In minimising religion in this way, the aim is to reduce it to a solely private matter. It cannot provide moral leadership in a pluralist society. It must not provide adoption agency services that do not abide by strictures about gay relationships. And it certainly should not be involved in “indoctrinating” children with religion in school.
As Catholics, it is time we reasserted our separateness. We should stop allowing ourselves to be hemmed in by those who seek to manage and marginalise us. We should lead a counter-Gramscian cultural shift towards making the expression of religious conviction in the public sphere seem normal again. This should start by eschewing terms like “faith school” and “faith community”. It should also mean proudly and visibly proclaiming Catholic schools to be just that.
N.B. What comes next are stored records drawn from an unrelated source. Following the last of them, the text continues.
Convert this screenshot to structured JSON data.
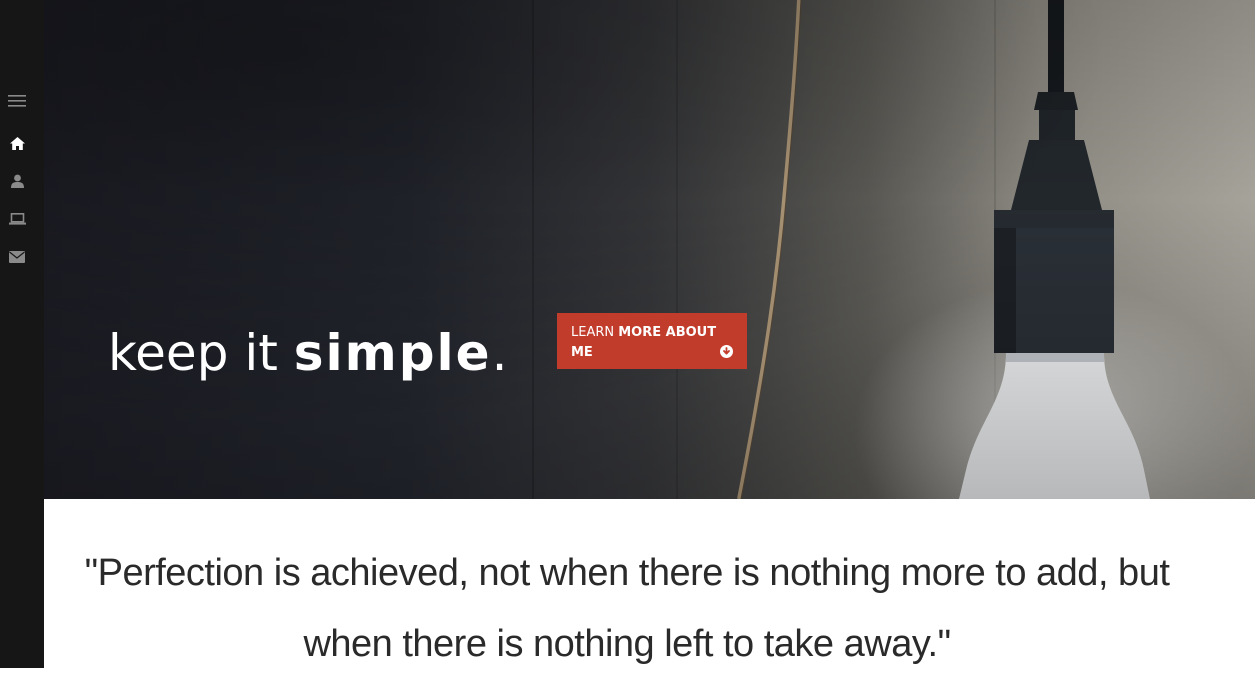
{
  "sidebar": {
    "items": [
      {
        "icon": "menu-icon"
      },
      {
        "icon": "home-icon"
      },
      {
        "icon": "user-icon"
      },
      {
        "icon": "laptop-icon"
      },
      {
        "icon": "envelope-icon"
      }
    ]
  },
  "hero": {
    "title_light": "keep it ",
    "title_bold": "simple",
    "title_period": ".",
    "cta_light": "LEARN ",
    "cta_bold": "MORE ABOUT ME",
    "cta_icon": "arrow-circle-down-icon"
  },
  "quote": {
    "text": "\"Perfection is achieved, not when there is nothing more to add, but when there is nothing left to take away.\""
  },
  "colors": {
    "sidebar": "#161616",
    "accent": "#c23c2c",
    "text": "#2a2a2a"
  }
}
After all, there are no problems with Christian church schools. They offer the state sector – as they always have done – a bedrock of consistently superb educational establishments, basing access not on wealth but simply on religious adherence.
Measured either by parental consent or examination results, church schools form the building blocks of our state education system. So those liberals who dislike them should be forced to come clean about what they really mean.
Of course, what they really want is no more Al-Madinahs. They want to strangle off the very concept of Muslim schools, which they believe will usher in retrograde practices (with some evidence, it has to be said). But their liberalism is torn between protecting the rights of a religious and ethnic minority and upholding universal rights for girls. That’s their headache.
It’s time we Christians stopped allowing ourselves and our institutions to be framed as a problem simply because atheistic liberal opinion is too weak, or too conflicted, to face up to and deal with Islam’s less attractive cultural practices.
Of course, the parents at the Al-Madinah free school are simply exercising the same parental choice we enjoy in establishing a school that gives expression to the tenets of their religion. But if they see the value of boys and girls differently, the state, in the guise of Ofsted’s inspectors, is entitled to come down hard on their errant practices. But that is their battle to fight, not ours.
We Catholics should defend our right to religious freedom and parental choice, defending the record of Catholic schools in providing first-rate comprehensive education. We should throw off the shackles that have us bound up as a faith group in order to be classified and marginalised by atheistic pseudo-liberals. We should wrest control the debate by insisting on our own language to define ourselves. We can start that process by losing “faith”.
Kevin Meagher is associate editor of the website Labour Uncut and a former special adviser in the last Labour government
This article first appeared in the print edition of The Catholic Herald, dated 22/11/13